Lawrence General expects to receive less than half of its ask, Wilson said. While the recent state funding will help the hospital avoid drastic steps, it isn’t enough to stabilize things for the long term, she said.
“The reason why we need further funding is because we’re always one crisis away from needing to close services,” Wilson said. “Further funding is necessary to get us to a more solid balance sheet position. This will get us just enough.”
Similarly, Spiros Hatiras, CEO of Holyoke Medical Center, said he is deeply grateful for the pending infusion of stimulus money. The hospital has received approximately $30 million in state and federal aid to date, and requested $12 million from the state for its remaining COVID revenue losses and costs. Hatiras expects to get just a bit more than half his request. While Holyoke likely won’t be able to cover all its losses with the new aid, the money should be enough to keep bond holders at bay, while cushioning other financial blows.
Longer term, a reworked agreement with the federal government on Medicaid reimbursements may also bring more money to state hospitals. But uncertainty over the future looms.
Even if another surge doesn’t come, Hatiras said, he still hopes for additional funding down the road, as the hospital confronts the aftereffects of the pandemic, such as needing to recruit more nurses.
“We’re walking a fine line. A lot will depend on what happens between now and the end of the year,” Hatiras said. “If we get another surge, all bets are off.”
Even independent hospitals that were financially stronger before the pandemic have had to reassess long-term plans. Emerson Hospital in Concord has received $27.9 million in state and federal aid to date, and requested another $15 million.
The hospital put off installing a new medical record system because of its losses.
“What we’re left with is higher labor costs, higher supply costs, harder to get patients out of the hospital, and delayed strategic projects because the money you would have made or saved isn’t there,” said Emerson CEO Christine Schuster.

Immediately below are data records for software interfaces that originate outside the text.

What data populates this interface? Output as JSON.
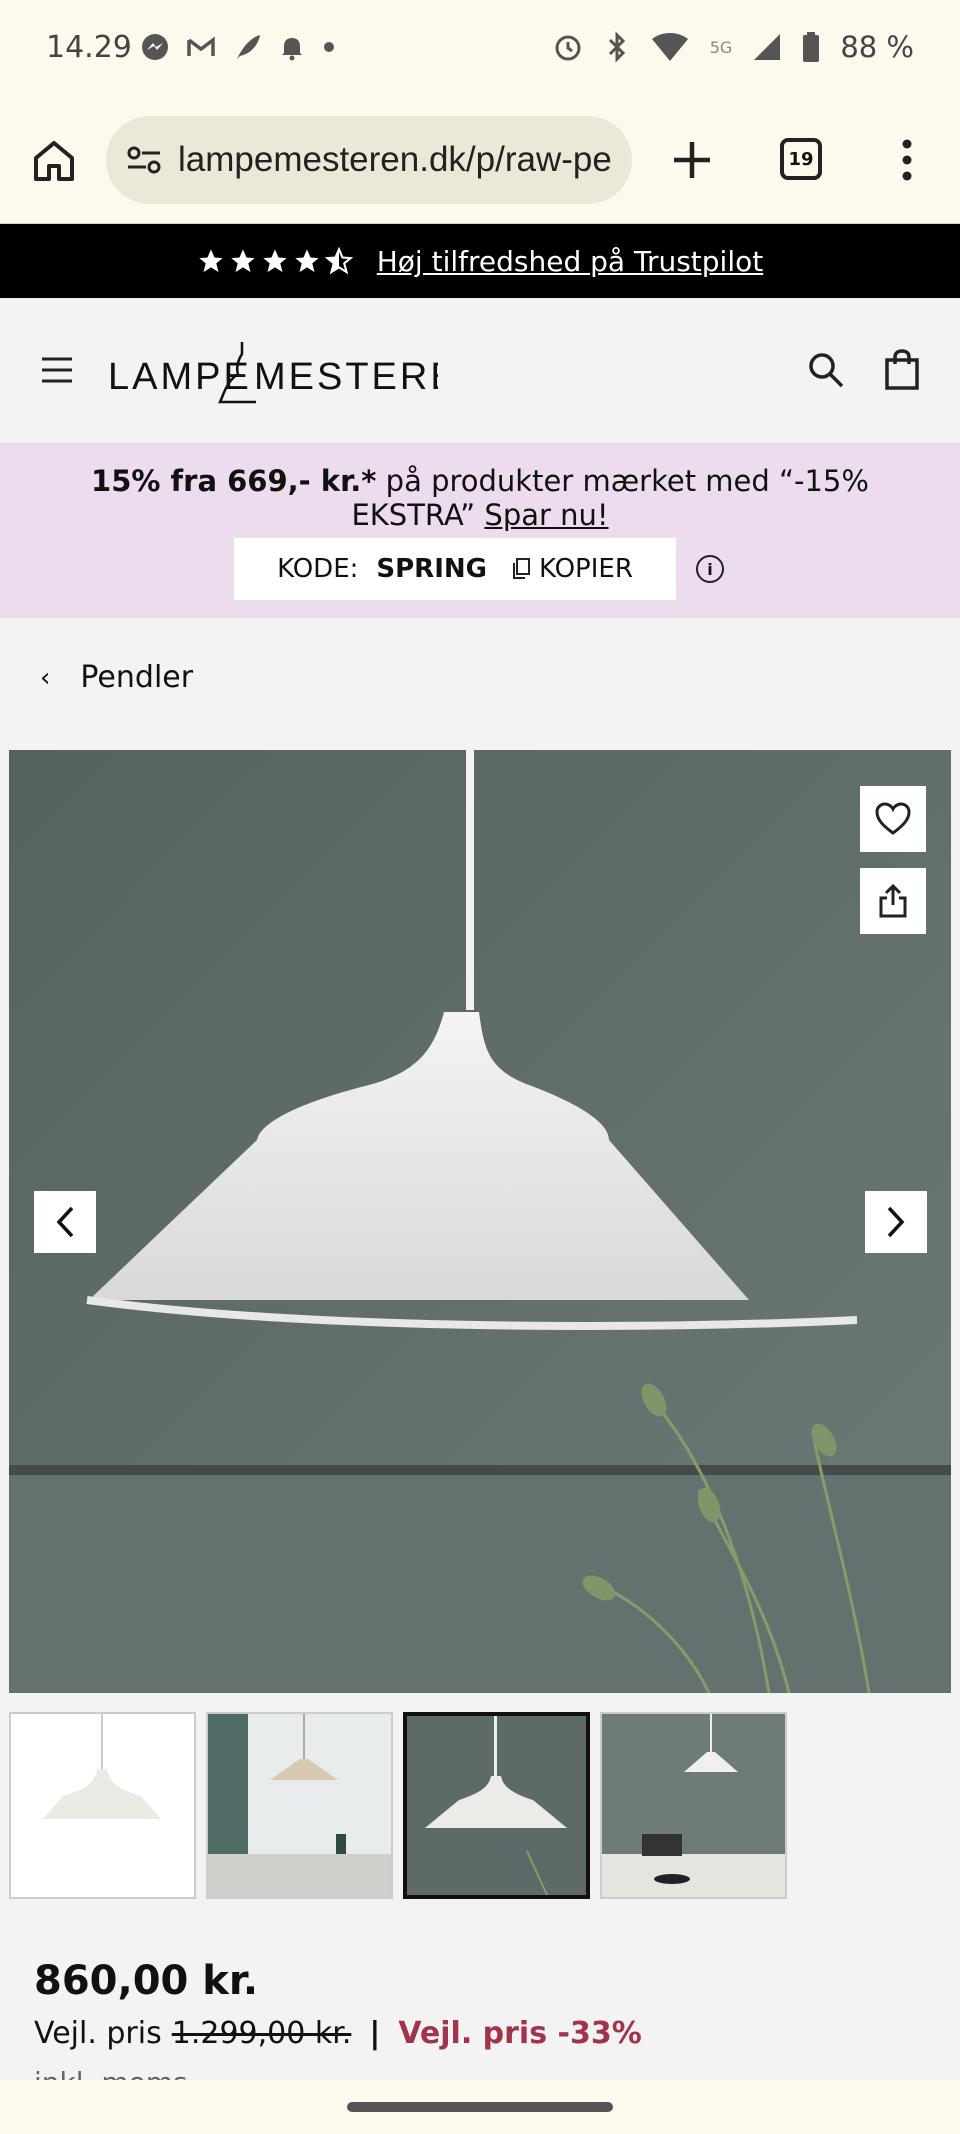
{
  "status_bar": {
    "time": "14.29",
    "battery": "88 %",
    "network": "5G"
  },
  "browser": {
    "url": "lampemesteren.dk/p/raw-pe",
    "tab_count": "19"
  },
  "trust_banner": {
    "rating_stars": 4.5,
    "text": "Høj tilfredshed på Trustpilot"
  },
  "header": {
    "logo_left": "LAMPE",
    "logo_right": "MESTEREN"
  },
  "promo": {
    "bold": "15% fra 669,- kr.*",
    "text": " på produkter mærket med “-15% EKSTRA” ",
    "link": "Spar nu!",
    "code_label": "KODE:",
    "code_value": "SPRING",
    "copy_label": "KOPIER"
  },
  "breadcrumb": {
    "label": "Pendler"
  },
  "gallery": {
    "thumbnail_count": 4,
    "active_thumbnail": 3
  },
  "price": {
    "current": "860,00 kr.",
    "rrp_label": "Vejl. pris",
    "rrp_value": "1.299,00 kr.",
    "separator": "|",
    "discount": "Vejl. pris -33%",
    "vat": "inkl. moms"
  },
  "colors": {
    "banner_bg": "#000000",
    "promo_bg": "#ecdcee",
    "discount": "#a2334a",
    "wall": "#5e6a67"
  }
}
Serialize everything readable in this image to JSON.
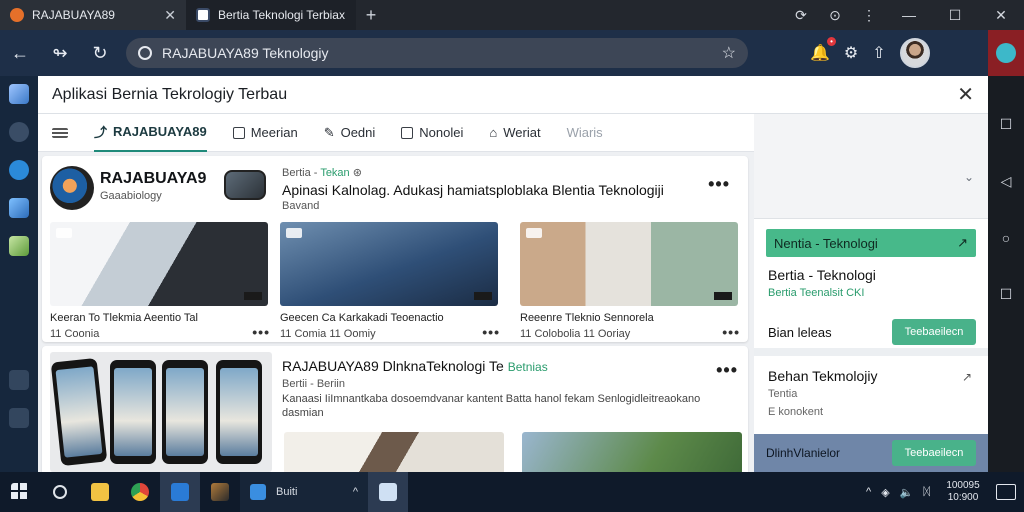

Financial problems caused by COVID-19 prompted S&P Global Ratings to downgrade Milford Regional Medical Center’s bond rating to BB and put a negative outlook on its finances, which will increase future borrowing costs.
Even before the pandemic, CEO Edward Kelly said, Milford Regional was grappling with expansions to meet ever-increasing demand for its services. The hospital has received $22.8 million in federal and state relief for losses to date, and requested another $19 million. But Kelly expects to get only a bit more than $1 million of that.
Kelly said it would be challenging to get to a new financial normal even without another surge.
“You look at our financial statements in the pre-COVID way, you’d say you need to tighten our belt. But there’s no way we can do that right now,” he said. “We’re doing everything we should be doing. But . . . our industry can’t sustain the losses we’re seeing right now.”
Not everyone can put off investments due to financial shortfalls.
Sturdy Memorial in Attleboro had begun a $20 million renovation of its operating rooms before the pandemic struck. But other plans, such as building an outpatient rehabilitation center, have been put on hold. The hospital received $20 million in federal relief, and has requested another $19 million.
Aimee Brewer, CEO of Sturdy Memorial, estimates the hospital will receive just $1 million in the upcoming funding round. The hospital is looking at its supply costs and seeking to renegotiate its vendor contracts to cut expenses. While the impacts on Sturdy are still being analyzed, Brewer said losses have hurt the entire industry nationwide.
“We’re probably another surge away from a very concerning stage for health care across the country, not only from the cost and financial impact, but the staffing,” Brewer said. “You name it, it is at a breaking point, not to mention every day the effects of delayed care. . . . Every health system will have different levers to pull and a different way out of this.”
Jessica Bartlett can be reached at email@example.com. Follow her on Twitter @ByJessBartlett.